*WHAT IS EXPECTED*:
Without skipping anything, write out each record below exactly.

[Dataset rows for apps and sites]
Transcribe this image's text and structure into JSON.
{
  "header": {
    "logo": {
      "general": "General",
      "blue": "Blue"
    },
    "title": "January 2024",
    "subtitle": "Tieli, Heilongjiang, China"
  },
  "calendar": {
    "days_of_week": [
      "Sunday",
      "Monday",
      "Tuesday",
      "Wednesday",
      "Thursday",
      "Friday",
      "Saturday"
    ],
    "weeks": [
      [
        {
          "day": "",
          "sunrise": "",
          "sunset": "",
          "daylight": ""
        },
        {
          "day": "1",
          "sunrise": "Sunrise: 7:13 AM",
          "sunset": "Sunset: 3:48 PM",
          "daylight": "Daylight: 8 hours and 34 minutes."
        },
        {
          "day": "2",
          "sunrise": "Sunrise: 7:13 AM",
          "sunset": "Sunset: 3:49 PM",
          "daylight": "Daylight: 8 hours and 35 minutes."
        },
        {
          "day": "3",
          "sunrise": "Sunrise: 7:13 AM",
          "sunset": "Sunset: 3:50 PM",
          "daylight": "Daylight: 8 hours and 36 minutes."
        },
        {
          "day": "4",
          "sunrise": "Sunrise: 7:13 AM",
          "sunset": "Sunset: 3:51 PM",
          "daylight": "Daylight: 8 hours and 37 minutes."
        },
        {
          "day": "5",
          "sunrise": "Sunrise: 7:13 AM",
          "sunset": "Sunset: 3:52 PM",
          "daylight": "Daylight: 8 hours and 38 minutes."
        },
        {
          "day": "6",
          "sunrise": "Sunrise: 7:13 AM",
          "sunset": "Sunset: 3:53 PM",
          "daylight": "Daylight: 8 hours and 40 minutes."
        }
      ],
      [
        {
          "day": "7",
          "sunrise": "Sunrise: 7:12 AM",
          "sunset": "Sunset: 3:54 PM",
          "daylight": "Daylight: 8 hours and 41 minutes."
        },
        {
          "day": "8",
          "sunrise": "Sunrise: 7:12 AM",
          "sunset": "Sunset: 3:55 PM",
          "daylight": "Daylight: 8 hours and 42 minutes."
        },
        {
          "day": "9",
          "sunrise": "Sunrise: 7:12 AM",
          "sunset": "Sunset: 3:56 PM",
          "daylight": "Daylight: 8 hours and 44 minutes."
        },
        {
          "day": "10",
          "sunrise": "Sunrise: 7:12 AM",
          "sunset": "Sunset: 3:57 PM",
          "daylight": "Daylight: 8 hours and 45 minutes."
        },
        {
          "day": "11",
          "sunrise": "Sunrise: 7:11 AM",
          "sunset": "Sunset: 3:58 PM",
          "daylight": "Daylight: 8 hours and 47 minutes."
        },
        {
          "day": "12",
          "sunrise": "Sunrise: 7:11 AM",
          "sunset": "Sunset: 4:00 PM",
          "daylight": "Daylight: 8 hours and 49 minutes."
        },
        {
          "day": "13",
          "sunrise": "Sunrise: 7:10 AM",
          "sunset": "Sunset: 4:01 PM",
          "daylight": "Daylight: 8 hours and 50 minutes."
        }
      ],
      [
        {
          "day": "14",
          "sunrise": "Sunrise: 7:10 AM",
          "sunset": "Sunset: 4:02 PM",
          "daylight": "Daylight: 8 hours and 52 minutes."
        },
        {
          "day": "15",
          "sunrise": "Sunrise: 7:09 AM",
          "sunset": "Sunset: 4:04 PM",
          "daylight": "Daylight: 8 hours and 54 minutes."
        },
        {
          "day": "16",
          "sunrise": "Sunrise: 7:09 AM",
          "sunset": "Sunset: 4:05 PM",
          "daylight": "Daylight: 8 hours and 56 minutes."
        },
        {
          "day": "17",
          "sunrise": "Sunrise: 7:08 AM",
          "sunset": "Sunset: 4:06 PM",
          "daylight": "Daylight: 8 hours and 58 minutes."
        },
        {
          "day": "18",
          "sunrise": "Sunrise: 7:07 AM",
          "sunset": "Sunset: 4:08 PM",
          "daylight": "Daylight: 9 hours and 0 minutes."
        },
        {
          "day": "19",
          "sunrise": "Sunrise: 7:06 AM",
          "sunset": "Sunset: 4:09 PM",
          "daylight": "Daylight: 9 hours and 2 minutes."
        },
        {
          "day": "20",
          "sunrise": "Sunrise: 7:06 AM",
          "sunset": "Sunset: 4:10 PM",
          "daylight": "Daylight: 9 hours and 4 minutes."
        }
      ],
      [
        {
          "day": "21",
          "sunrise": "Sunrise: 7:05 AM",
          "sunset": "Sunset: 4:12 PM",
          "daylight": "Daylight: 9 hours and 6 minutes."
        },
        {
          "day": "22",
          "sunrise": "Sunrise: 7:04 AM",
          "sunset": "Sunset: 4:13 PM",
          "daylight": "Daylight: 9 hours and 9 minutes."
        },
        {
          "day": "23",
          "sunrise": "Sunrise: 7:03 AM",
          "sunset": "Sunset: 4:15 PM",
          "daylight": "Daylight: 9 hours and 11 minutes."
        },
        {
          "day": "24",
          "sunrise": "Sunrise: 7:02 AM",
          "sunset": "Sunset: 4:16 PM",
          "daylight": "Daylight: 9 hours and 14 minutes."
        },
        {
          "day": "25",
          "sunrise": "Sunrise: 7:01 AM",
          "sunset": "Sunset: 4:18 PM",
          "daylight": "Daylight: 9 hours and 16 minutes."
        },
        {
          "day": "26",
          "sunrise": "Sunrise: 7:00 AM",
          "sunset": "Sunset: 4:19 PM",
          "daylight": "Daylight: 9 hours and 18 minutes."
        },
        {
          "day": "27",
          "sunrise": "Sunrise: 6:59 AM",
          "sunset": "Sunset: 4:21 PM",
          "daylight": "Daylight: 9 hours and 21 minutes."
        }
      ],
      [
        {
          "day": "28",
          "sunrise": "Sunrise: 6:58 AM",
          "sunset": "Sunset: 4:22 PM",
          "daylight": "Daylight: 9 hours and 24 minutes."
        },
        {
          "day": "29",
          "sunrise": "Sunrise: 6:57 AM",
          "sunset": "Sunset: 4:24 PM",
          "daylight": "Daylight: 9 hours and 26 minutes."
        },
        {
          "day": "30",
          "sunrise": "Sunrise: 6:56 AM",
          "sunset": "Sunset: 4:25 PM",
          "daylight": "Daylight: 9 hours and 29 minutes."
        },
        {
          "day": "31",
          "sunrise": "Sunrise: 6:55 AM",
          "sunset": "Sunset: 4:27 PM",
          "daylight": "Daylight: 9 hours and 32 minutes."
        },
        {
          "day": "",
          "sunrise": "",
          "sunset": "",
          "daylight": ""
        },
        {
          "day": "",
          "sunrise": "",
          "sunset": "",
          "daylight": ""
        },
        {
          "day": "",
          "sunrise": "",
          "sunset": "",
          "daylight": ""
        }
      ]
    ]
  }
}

*SOLVED EXERCISE*:
Transcribe this image's text and structure into JSON.
{
  "header": {
    "logo": {
      "general": "General",
      "blue": "Blue"
    },
    "title": "January 2024",
    "subtitle": "Tieli, Heilongjiang, China"
  },
  "calendar": {
    "days_of_week": [
      "Sunday",
      "Monday",
      "Tuesday",
      "Wednesday",
      "Thursday",
      "Friday",
      "Saturday"
    ],
    "weeks": [
      [
        {
          "day": "",
          "sunrise": "",
          "sunset": "",
          "daylight": ""
        },
        {
          "day": "1",
          "sunrise": "Sunrise: 7:13 AM",
          "sunset": "Sunset: 3:48 PM",
          "daylight": "Daylight: 8 hours and 34 minutes."
        },
        {
          "day": "2",
          "sunrise": "Sunrise: 7:13 AM",
          "sunset": "Sunset: 3:49 PM",
          "daylight": "Daylight: 8 hours and 35 minutes."
        },
        {
          "day": "3",
          "sunrise": "Sunrise: 7:13 AM",
          "sunset": "Sunset: 3:50 PM",
          "daylight": "Daylight: 8 hours and 36 minutes."
        },
        {
          "day": "4",
          "sunrise": "Sunrise: 7:13 AM",
          "sunset": "Sunset: 3:51 PM",
          "daylight": "Daylight: 8 hours and 37 minutes."
        },
        {
          "day": "5",
          "sunrise": "Sunrise: 7:13 AM",
          "sunset": "Sunset: 3:52 PM",
          "daylight": "Daylight: 8 hours and 38 minutes."
        },
        {
          "day": "6",
          "sunrise": "Sunrise: 7:13 AM",
          "sunset": "Sunset: 3:53 PM",
          "daylight": "Daylight: 8 hours and 40 minutes."
        }
      ],
      [
        {
          "day": "7",
          "sunrise": "Sunrise: 7:12 AM",
          "sunset": "Sunset: 3:54 PM",
          "daylight": "Daylight: 8 hours and 41 minutes."
        },
        {
          "day": "8",
          "sunrise": "Sunrise: 7:12 AM",
          "sunset": "Sunset: 3:55 PM",
          "daylight": "Daylight: 8 hours and 42 minutes."
        },
        {
          "day": "9",
          "sunrise": "Sunrise: 7:12 AM",
          "sunset": "Sunset: 3:56 PM",
          "daylight": "Daylight: 8 hours and 44 minutes."
        },
        {
          "day": "10",
          "sunrise": "Sunrise: 7:12 AM",
          "sunset": "Sunset: 3:57 PM",
          "daylight": "Daylight: 8 hours and 45 minutes."
        },
        {
          "day": "11",
          "sunrise": "Sunrise: 7:11 AM",
          "sunset": "Sunset: 3:58 PM",
          "daylight": "Daylight: 8 hours and 47 minutes."
        },
        {
          "day": "12",
          "sunrise": "Sunrise: 7:11 AM",
          "sunset": "Sunset: 4:00 PM",
          "daylight": "Daylight: 8 hours and 49 minutes."
        },
        {
          "day": "13",
          "sunrise": "Sunrise: 7:10 AM",
          "sunset": "Sunset: 4:01 PM",
          "daylight": "Daylight: 8 hours and 50 minutes."
        }
      ],
      [
        {
          "day": "14",
          "sunrise": "Sunrise: 7:10 AM",
          "sunset": "Sunset: 4:02 PM",
          "daylight": "Daylight: 8 hours and 52 minutes."
        },
        {
          "day": "15",
          "sunrise": "Sunrise: 7:09 AM",
          "sunset": "Sunset: 4:04 PM",
          "daylight": "Daylight: 8 hours and 54 minutes."
        },
        {
          "day": "16",
          "sunrise": "Sunrise: 7:09 AM",
          "sunset": "Sunset: 4:05 PM",
          "daylight": "Daylight: 8 hours and 56 minutes."
        },
        {
          "day": "17",
          "sunrise": "Sunrise: 7:08 AM",
          "sunset": "Sunset: 4:06 PM",
          "daylight": "Daylight: 8 hours and 58 minutes."
        },
        {
          "day": "18",
          "sunrise": "Sunrise: 7:07 AM",
          "sunset": "Sunset: 4:08 PM",
          "daylight": "Daylight: 9 hours and 0 minutes."
        },
        {
          "day": "19",
          "sunrise": "Sunrise: 7:06 AM",
          "sunset": "Sunset: 4:09 PM",
          "daylight": "Daylight: 9 hours and 2 minutes."
        },
        {
          "day": "20",
          "sunrise": "Sunrise: 7:06 AM",
          "sunset": "Sunset: 4:10 PM",
          "daylight": "Daylight: 9 hours and 4 minutes."
        }
      ],
      [
        {
          "day": "21",
          "sunrise": "Sunrise: 7:05 AM",
          "sunset": "Sunset: 4:12 PM",
          "daylight": "Daylight: 9 hours and 6 minutes."
        },
        {
          "day": "22",
          "sunrise": "Sunrise: 7:04 AM",
          "sunset": "Sunset: 4:13 PM",
          "daylight": "Daylight: 9 hours and 9 minutes."
        },
        {
          "day": "23",
          "sunrise": "Sunrise: 7:03 AM",
          "sunset": "Sunset: 4:15 PM",
          "daylight": "Daylight: 9 hours and 11 minutes."
        },
        {
          "day": "24",
          "sunrise": "Sunrise: 7:02 AM",
          "sunset": "Sunset: 4:16 PM",
          "daylight": "Daylight: 9 hours and 14 minutes."
        },
        {
          "day": "25",
          "sunrise": "Sunrise: 7:01 AM",
          "sunset": "Sunset: 4:18 PM",
          "daylight": "Daylight: 9 hours and 16 minutes."
        },
        {
          "day": "26",
          "sunrise": "Sunrise: 7:00 AM",
          "sunset": "Sunset: 4:19 PM",
          "daylight": "Daylight: 9 hours and 18 minutes."
        },
        {
          "day": "27",
          "sunrise": "Sunrise: 6:59 AM",
          "sunset": "Sunset: 4:21 PM",
          "daylight": "Daylight: 9 hours and 21 minutes."
        }
      ],
      [
        {
          "day": "28",
          "sunrise": "Sunrise: 6:58 AM",
          "sunset": "Sunset: 4:22 PM",
          "daylight": "Daylight: 9 hours and 24 minutes."
        },
        {
          "day": "29",
          "sunrise": "Sunrise: 6:57 AM",
          "sunset": "Sunset: 4:24 PM",
          "daylight": "Daylight: 9 hours and 26 minutes."
        },
        {
          "day": "30",
          "sunrise": "Sunrise: 6:56 AM",
          "sunset": "Sunset: 4:25 PM",
          "daylight": "Daylight: 9 hours and 29 minutes."
        },
        {
          "day": "31",
          "sunrise": "Sunrise: 6:55 AM",
          "sunset": "Sunset: 4:27 PM",
          "daylight": "Daylight: 9 hours and 32 minutes."
        },
        {
          "day": "",
          "sunrise": "",
          "sunset": "",
          "daylight": ""
        },
        {
          "day": "",
          "sunrise": "",
          "sunset": "",
          "daylight": ""
        },
        {
          "day": "",
          "sunrise": "",
          "sunset": "",
          "daylight": ""
        }
      ]
    ]
  }
}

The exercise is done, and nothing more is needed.